─── RECORDS SUPPLIED ───
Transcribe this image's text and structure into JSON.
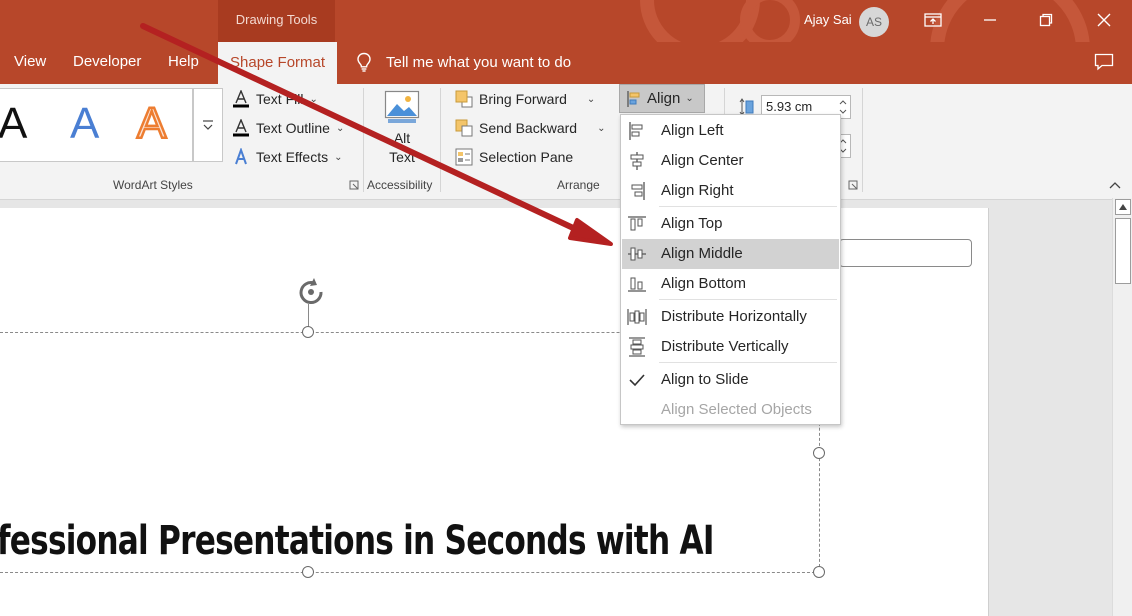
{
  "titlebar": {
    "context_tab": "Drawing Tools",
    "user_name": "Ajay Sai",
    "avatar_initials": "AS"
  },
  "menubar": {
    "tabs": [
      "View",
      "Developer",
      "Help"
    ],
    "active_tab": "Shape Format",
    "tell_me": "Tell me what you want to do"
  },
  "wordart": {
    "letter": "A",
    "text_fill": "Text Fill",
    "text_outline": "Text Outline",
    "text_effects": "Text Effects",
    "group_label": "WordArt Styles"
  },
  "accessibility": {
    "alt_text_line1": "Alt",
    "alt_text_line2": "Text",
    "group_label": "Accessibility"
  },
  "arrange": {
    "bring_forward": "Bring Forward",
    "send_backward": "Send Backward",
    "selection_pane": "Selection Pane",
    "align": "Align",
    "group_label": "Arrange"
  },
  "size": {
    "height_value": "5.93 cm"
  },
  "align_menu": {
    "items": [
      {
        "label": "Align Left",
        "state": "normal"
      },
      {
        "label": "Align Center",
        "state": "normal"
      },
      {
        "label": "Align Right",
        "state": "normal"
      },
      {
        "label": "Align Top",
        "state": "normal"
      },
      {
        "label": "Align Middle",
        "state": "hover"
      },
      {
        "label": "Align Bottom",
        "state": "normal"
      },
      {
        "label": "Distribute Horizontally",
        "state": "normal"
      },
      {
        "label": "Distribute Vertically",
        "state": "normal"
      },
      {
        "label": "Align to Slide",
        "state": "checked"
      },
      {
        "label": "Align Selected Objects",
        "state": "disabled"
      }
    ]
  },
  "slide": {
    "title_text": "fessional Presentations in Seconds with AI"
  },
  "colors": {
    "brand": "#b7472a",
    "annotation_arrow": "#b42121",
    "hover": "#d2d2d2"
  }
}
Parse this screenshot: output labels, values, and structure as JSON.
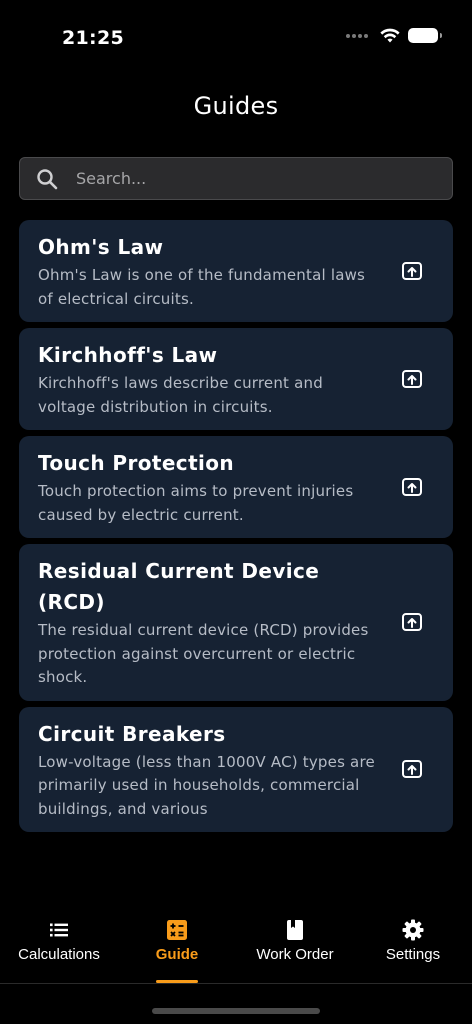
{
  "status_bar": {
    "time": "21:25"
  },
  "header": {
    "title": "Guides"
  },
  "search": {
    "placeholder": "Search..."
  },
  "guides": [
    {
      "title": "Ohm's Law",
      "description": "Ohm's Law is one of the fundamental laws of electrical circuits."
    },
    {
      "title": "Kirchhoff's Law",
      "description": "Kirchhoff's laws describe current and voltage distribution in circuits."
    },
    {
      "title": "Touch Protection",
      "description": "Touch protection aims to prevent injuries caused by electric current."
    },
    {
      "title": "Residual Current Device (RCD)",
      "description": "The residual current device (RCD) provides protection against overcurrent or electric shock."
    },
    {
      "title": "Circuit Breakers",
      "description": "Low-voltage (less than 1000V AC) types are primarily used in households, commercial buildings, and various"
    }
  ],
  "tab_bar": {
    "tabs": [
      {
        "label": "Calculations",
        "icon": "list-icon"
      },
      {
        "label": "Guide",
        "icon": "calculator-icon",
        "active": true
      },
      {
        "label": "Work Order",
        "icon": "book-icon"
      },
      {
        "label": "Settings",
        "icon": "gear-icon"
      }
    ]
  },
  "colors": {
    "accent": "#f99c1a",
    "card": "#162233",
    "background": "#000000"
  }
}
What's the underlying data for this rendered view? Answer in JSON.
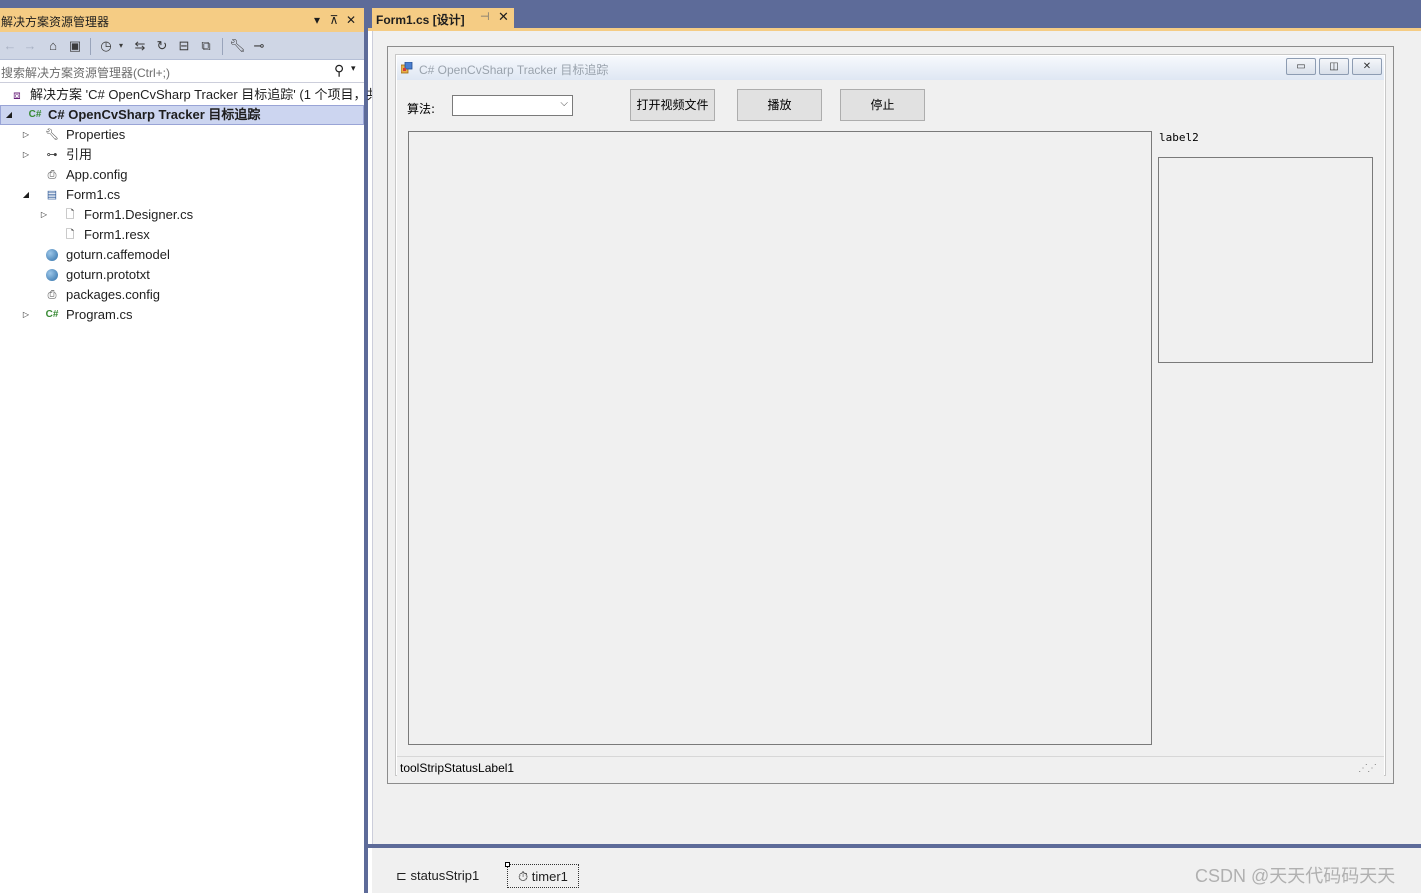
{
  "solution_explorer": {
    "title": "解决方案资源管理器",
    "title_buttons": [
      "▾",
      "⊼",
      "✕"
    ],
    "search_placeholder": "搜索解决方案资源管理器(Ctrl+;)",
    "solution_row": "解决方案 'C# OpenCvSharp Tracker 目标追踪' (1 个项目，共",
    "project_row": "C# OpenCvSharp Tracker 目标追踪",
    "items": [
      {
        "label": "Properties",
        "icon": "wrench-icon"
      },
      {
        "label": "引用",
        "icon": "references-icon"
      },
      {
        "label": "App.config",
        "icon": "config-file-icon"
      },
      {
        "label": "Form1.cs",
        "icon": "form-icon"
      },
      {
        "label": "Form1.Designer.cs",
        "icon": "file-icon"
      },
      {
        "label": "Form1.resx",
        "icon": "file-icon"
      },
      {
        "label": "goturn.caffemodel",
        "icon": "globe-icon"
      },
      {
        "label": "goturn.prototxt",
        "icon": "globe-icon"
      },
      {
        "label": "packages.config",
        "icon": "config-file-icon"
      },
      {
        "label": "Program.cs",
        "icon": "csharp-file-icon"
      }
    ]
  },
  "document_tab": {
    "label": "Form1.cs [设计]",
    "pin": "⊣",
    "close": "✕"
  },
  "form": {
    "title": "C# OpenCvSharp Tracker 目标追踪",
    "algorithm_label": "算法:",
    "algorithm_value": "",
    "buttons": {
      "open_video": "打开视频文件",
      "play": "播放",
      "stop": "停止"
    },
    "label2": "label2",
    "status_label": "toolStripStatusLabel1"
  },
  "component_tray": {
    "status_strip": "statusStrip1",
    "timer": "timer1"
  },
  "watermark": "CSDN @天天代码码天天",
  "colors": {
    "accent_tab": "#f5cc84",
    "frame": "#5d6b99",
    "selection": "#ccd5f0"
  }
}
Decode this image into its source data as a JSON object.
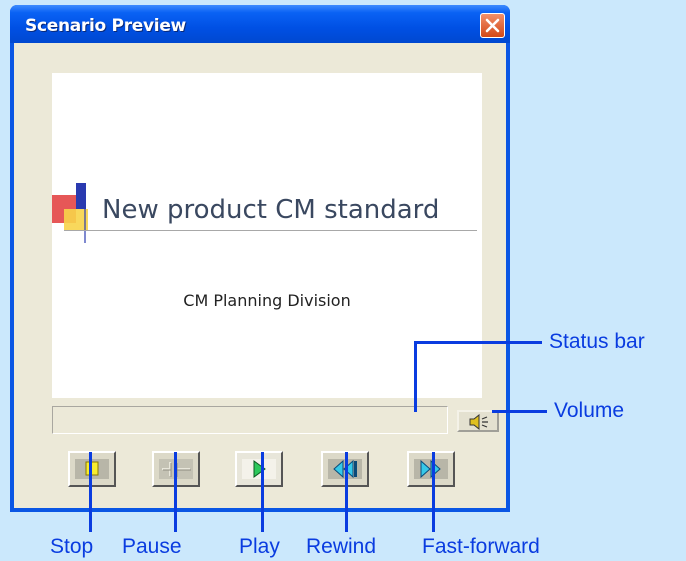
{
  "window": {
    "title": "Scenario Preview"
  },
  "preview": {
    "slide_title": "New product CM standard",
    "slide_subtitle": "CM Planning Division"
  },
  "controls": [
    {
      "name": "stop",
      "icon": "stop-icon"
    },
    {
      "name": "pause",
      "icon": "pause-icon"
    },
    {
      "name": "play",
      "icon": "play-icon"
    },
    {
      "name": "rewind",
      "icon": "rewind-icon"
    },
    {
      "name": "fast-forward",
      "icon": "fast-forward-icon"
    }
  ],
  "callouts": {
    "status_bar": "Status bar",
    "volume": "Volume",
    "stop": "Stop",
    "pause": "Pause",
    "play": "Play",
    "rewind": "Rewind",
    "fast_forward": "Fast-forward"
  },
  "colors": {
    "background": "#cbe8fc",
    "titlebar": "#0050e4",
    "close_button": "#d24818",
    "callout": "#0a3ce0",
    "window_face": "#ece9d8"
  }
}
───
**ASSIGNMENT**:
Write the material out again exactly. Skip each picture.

**OUTPUT OF THE EXERCISE**:
Transcribe this image's text and structure into JSON.
{
  "titlebar": {
    "context_tab": "Drawing Tools",
    "user_name": "Ajay Sai",
    "avatar_initials": "AS"
  },
  "menubar": {
    "tabs": [
      "View",
      "Developer",
      "Help"
    ],
    "active_tab": "Shape Format",
    "tell_me": "Tell me what you want to do"
  },
  "wordart": {
    "letter": "A",
    "text_fill": "Text Fill",
    "text_outline": "Text Outline",
    "text_effects": "Text Effects",
    "group_label": "WordArt Styles"
  },
  "accessibility": {
    "alt_text_line1": "Alt",
    "alt_text_line2": "Text",
    "group_label": "Accessibility"
  },
  "arrange": {
    "bring_forward": "Bring Forward",
    "send_backward": "Send Backward",
    "selection_pane": "Selection Pane",
    "align": "Align",
    "group_label": "Arrange"
  },
  "size": {
    "height_value": "5.93 cm"
  },
  "align_menu": {
    "items": [
      {
        "label": "Align Left",
        "state": "normal"
      },
      {
        "label": "Align Center",
        "state": "normal"
      },
      {
        "label": "Align Right",
        "state": "normal"
      },
      {
        "label": "Align Top",
        "state": "normal"
      },
      {
        "label": "Align Middle",
        "state": "hover"
      },
      {
        "label": "Align Bottom",
        "state": "normal"
      },
      {
        "label": "Distribute Horizontally",
        "state": "normal"
      },
      {
        "label": "Distribute Vertically",
        "state": "normal"
      },
      {
        "label": "Align to Slide",
        "state": "checked"
      },
      {
        "label": "Align Selected Objects",
        "state": "disabled"
      }
    ]
  },
  "slide": {
    "title_text": "fessional Presentations in Seconds with AI"
  },
  "colors": {
    "brand": "#b7472a",
    "annotation_arrow": "#b42121",
    "hover": "#d2d2d2"
  }
}
Parse this screenshot: output labels, values, and structure as JSON.
{
  "status_bar": {
    "time": "21:25"
  },
  "header": {
    "title": "Guides"
  },
  "search": {
    "placeholder": "Search..."
  },
  "guides": [
    {
      "title": "Ohm's Law",
      "description": "Ohm's Law is one of the fundamental laws of electrical circuits."
    },
    {
      "title": "Kirchhoff's Law",
      "description": "Kirchhoff's laws describe current and voltage distribution in circuits."
    },
    {
      "title": "Touch Protection",
      "description": "Touch protection aims to prevent injuries caused by electric current."
    },
    {
      "title": "Residual Current Device (RCD)",
      "description": "The residual current device (RCD) provides protection against overcurrent or electric shock."
    },
    {
      "title": "Circuit Breakers",
      "description": "Low-voltage (less than 1000V AC) types are primarily used in households, commercial buildings, and various"
    }
  ],
  "tab_bar": {
    "tabs": [
      {
        "label": "Calculations",
        "icon": "list-icon"
      },
      {
        "label": "Guide",
        "icon": "calculator-icon",
        "active": true
      },
      {
        "label": "Work Order",
        "icon": "book-icon"
      },
      {
        "label": "Settings",
        "icon": "gear-icon"
      }
    ]
  },
  "colors": {
    "accent": "#f99c1a",
    "card": "#162233",
    "background": "#000000"
  }
}
What's the underlying data for this rendered view? Answer in JSON.
{
  "solution_explorer": {
    "title": "解决方案资源管理器",
    "title_buttons": [
      "▾",
      "⊼",
      "✕"
    ],
    "search_placeholder": "搜索解决方案资源管理器(Ctrl+;)",
    "solution_row": "解决方案 'C# OpenCvSharp Tracker 目标追踪' (1 个项目，共",
    "project_row": "C# OpenCvSharp Tracker 目标追踪",
    "items": [
      {
        "label": "Properties",
        "icon": "wrench-icon"
      },
      {
        "label": "引用",
        "icon": "references-icon"
      },
      {
        "label": "App.config",
        "icon": "config-file-icon"
      },
      {
        "label": "Form1.cs",
        "icon": "form-icon"
      },
      {
        "label": "Form1.Designer.cs",
        "icon": "file-icon"
      },
      {
        "label": "Form1.resx",
        "icon": "file-icon"
      },
      {
        "label": "goturn.caffemodel",
        "icon": "globe-icon"
      },
      {
        "label": "goturn.prototxt",
        "icon": "globe-icon"
      },
      {
        "label": "packages.config",
        "icon": "config-file-icon"
      },
      {
        "label": "Program.cs",
        "icon": "csharp-file-icon"
      }
    ]
  },
  "document_tab": {
    "label": "Form1.cs [设计]",
    "pin": "⊣",
    "close": "✕"
  },
  "form": {
    "title": "C# OpenCvSharp Tracker 目标追踪",
    "algorithm_label": "算法:",
    "algorithm_value": "",
    "buttons": {
      "open_video": "打开视频文件",
      "play": "播放",
      "stop": "停止"
    },
    "label2": "label2",
    "status_label": "toolStripStatusLabel1"
  },
  "component_tray": {
    "status_strip": "statusStrip1",
    "timer": "timer1"
  },
  "watermark": "CSDN @天天代码码天天",
  "colors": {
    "accent_tab": "#f5cc84",
    "frame": "#5d6b99",
    "selection": "#ccd5f0"
  }
}
Decode this image into its source data as a JSON object.
{
  "window": {
    "title": "Scenario Preview"
  },
  "preview": {
    "slide_title": "New product CM standard",
    "slide_subtitle": "CM Planning Division"
  },
  "controls": [
    {
      "name": "stop",
      "icon": "stop-icon"
    },
    {
      "name": "pause",
      "icon": "pause-icon"
    },
    {
      "name": "play",
      "icon": "play-icon"
    },
    {
      "name": "rewind",
      "icon": "rewind-icon"
    },
    {
      "name": "fast-forward",
      "icon": "fast-forward-icon"
    }
  ],
  "callouts": {
    "status_bar": "Status bar",
    "volume": "Volume",
    "stop": "Stop",
    "pause": "Pause",
    "play": "Play",
    "rewind": "Rewind",
    "fast_forward": "Fast-forward"
  },
  "colors": {
    "background": "#cbe8fc",
    "titlebar": "#0050e4",
    "close_button": "#d24818",
    "callout": "#0a3ce0",
    "window_face": "#ece9d8"
  }
}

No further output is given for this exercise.